[Data for analysis]
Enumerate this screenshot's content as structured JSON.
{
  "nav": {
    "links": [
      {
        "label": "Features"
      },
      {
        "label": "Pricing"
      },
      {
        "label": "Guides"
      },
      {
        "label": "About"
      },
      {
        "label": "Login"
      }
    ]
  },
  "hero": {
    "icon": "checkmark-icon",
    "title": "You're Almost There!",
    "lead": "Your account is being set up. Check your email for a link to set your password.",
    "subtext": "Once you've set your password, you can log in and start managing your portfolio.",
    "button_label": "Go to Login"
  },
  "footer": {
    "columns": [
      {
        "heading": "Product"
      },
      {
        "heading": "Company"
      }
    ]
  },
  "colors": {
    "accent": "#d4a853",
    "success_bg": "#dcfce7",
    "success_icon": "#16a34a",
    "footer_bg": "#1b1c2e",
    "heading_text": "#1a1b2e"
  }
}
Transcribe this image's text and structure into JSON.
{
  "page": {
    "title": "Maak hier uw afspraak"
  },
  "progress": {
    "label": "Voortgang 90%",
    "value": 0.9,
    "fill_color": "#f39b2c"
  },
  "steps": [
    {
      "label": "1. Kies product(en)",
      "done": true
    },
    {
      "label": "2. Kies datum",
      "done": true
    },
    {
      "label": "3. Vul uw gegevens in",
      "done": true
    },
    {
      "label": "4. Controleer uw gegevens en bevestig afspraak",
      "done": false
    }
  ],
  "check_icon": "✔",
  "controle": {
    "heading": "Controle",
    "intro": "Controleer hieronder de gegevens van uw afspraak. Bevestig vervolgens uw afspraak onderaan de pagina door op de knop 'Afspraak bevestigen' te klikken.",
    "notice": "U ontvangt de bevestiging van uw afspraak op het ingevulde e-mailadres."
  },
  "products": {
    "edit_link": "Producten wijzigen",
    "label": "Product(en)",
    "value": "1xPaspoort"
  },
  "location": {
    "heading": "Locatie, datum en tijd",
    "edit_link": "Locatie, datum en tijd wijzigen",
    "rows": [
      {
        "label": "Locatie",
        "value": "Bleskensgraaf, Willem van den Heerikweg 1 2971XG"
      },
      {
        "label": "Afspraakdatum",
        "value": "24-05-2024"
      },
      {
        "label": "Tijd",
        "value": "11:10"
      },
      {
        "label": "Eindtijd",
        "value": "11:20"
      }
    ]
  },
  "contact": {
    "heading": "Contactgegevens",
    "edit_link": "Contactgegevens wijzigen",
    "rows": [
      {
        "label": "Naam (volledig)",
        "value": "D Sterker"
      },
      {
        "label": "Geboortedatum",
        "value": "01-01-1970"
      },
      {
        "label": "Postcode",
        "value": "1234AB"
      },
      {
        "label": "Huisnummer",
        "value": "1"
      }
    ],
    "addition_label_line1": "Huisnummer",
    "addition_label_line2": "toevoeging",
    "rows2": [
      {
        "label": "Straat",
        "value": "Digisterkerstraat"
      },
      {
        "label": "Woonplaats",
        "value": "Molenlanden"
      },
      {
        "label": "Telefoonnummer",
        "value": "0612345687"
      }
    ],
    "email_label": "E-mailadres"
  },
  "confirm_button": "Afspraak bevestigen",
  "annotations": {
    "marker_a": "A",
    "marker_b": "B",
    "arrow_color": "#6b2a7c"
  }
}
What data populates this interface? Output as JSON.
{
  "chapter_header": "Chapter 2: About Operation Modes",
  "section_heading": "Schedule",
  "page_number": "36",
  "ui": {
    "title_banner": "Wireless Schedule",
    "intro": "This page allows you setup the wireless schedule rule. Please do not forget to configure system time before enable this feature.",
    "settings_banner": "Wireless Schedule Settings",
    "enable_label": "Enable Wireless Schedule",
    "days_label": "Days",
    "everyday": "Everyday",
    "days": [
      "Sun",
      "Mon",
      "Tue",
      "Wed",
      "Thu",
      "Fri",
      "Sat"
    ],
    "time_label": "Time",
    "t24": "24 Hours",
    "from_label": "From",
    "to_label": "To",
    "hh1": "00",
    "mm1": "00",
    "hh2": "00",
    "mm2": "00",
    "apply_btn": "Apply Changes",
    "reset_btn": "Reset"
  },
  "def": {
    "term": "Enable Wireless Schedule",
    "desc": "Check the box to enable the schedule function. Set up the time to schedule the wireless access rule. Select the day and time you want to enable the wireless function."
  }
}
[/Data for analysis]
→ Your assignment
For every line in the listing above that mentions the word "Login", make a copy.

→ Expected answer
        "label": "Login"
    "button_label": "Go to Login"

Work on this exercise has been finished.